==== Data extract ====

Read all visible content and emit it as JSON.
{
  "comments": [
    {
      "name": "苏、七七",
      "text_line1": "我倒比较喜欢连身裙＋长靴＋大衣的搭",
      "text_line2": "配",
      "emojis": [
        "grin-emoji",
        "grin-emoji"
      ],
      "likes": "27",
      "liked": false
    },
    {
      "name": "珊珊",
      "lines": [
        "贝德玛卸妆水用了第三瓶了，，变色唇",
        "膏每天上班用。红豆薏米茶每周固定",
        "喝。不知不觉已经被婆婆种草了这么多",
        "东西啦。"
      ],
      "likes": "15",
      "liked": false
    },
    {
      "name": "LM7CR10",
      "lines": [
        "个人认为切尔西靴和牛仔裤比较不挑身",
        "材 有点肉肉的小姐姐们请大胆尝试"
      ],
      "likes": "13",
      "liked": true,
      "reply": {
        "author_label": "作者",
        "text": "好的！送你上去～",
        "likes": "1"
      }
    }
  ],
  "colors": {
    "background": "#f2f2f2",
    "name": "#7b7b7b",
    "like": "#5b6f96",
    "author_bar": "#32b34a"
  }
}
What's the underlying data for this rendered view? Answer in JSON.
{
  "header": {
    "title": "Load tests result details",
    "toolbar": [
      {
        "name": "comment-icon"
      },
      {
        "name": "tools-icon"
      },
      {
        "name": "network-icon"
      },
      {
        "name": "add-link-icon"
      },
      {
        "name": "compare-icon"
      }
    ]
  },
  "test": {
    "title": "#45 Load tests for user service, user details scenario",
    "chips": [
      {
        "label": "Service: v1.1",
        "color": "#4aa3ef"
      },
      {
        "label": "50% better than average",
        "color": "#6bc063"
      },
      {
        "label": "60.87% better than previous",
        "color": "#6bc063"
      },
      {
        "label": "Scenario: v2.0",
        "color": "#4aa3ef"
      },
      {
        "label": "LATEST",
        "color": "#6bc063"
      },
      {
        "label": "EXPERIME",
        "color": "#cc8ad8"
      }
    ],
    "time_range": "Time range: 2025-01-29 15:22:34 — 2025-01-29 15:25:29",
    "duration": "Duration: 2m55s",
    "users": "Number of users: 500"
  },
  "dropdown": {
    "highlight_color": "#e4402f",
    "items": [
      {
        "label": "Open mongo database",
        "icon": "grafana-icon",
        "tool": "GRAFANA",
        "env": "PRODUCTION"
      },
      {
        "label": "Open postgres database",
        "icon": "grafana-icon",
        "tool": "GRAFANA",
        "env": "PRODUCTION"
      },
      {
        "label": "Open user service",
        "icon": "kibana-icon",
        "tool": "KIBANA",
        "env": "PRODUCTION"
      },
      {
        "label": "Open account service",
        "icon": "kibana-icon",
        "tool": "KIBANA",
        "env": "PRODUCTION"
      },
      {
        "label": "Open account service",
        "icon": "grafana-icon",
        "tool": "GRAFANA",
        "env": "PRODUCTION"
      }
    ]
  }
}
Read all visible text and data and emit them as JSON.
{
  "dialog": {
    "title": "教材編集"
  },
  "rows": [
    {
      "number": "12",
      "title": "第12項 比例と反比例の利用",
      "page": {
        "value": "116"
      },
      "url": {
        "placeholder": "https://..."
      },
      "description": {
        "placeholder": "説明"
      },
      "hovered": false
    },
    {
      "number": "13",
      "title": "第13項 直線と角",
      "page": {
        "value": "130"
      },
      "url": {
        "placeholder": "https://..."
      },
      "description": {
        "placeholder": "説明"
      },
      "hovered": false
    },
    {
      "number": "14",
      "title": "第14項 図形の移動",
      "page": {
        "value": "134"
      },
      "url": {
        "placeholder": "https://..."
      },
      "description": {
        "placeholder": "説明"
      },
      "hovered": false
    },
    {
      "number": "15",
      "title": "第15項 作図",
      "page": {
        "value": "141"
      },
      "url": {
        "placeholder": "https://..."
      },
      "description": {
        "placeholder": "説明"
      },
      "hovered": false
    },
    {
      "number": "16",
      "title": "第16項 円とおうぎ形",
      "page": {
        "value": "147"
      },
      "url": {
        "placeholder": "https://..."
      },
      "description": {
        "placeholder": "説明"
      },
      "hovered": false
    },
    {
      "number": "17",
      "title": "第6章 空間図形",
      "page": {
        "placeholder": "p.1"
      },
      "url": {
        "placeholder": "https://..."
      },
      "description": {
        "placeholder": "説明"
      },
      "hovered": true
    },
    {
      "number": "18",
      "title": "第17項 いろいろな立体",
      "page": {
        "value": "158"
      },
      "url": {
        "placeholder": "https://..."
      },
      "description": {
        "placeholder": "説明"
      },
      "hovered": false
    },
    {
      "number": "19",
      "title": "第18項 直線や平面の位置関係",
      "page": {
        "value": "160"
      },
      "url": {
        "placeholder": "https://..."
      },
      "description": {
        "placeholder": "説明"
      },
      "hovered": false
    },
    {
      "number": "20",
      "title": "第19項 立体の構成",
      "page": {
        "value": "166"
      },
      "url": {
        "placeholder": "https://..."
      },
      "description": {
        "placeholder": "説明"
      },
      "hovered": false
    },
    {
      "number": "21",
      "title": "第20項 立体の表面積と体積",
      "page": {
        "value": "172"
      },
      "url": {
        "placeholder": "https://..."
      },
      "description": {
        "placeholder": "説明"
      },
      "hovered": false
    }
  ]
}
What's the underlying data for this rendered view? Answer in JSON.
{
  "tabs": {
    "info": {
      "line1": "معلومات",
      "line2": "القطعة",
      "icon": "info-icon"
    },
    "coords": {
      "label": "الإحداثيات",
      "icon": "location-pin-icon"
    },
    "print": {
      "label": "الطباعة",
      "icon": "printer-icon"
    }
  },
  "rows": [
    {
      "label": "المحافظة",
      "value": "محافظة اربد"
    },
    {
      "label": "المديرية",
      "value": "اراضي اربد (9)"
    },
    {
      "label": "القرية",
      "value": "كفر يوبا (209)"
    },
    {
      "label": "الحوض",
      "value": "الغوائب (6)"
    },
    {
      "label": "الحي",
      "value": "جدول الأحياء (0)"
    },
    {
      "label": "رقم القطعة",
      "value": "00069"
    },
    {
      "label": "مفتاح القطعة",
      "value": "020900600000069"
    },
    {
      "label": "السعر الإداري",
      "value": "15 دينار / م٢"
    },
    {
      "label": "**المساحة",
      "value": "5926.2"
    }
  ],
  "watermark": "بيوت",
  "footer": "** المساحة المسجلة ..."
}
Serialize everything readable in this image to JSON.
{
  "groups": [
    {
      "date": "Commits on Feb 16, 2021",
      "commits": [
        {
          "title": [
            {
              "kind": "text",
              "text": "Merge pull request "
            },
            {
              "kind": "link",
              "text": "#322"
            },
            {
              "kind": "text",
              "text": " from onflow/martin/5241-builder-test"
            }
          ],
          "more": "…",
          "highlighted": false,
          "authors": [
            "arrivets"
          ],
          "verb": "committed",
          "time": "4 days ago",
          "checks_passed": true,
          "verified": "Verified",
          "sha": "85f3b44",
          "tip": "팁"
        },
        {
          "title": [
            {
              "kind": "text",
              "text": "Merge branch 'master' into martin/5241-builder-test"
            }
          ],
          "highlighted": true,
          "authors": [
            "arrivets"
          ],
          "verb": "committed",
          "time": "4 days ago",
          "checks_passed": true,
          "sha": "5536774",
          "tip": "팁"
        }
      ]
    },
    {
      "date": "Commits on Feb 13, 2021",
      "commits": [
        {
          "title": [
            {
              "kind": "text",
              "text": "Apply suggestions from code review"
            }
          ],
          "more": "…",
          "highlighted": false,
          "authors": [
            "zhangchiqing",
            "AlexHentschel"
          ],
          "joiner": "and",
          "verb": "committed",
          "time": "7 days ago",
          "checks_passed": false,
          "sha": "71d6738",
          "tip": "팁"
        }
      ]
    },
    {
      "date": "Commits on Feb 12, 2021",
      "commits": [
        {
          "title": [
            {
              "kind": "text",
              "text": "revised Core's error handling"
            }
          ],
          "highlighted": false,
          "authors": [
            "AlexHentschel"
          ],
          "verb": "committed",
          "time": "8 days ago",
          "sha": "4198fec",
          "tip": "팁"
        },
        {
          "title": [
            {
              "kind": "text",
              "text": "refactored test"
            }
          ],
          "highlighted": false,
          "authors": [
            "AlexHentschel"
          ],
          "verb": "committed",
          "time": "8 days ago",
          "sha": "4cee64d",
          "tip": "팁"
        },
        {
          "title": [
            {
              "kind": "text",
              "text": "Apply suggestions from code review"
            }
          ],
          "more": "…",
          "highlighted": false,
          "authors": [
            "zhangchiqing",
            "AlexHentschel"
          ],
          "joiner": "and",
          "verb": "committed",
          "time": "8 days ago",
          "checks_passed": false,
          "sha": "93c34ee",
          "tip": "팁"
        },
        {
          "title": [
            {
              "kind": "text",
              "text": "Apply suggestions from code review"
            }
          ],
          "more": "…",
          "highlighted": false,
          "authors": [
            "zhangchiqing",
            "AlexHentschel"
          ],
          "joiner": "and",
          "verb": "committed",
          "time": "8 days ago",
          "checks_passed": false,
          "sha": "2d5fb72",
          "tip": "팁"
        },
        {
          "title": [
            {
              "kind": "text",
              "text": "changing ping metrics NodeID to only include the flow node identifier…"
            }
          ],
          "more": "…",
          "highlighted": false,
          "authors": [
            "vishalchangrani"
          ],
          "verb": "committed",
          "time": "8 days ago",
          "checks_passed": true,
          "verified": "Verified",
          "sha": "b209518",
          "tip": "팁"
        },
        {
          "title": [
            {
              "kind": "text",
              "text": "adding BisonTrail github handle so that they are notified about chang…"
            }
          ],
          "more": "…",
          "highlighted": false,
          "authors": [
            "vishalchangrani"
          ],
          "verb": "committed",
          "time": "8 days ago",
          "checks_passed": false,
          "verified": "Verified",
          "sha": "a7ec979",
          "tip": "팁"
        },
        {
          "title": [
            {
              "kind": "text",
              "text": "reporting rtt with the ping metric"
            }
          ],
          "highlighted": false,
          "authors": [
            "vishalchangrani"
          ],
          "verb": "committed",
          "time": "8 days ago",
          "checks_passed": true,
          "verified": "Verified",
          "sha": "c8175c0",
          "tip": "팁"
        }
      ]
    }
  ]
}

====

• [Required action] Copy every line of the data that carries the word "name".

• [Solved problem]
      "name": "苏、七七",
      "name": "珊珊",
      "name": "LM7CR10",
    "name": "#7b7b7b",
        "name": "comment-icon"
        "name": "tools-icon"
        "name": "network-icon"
        "name": "add-link-icon"
        "name": "compare-icon"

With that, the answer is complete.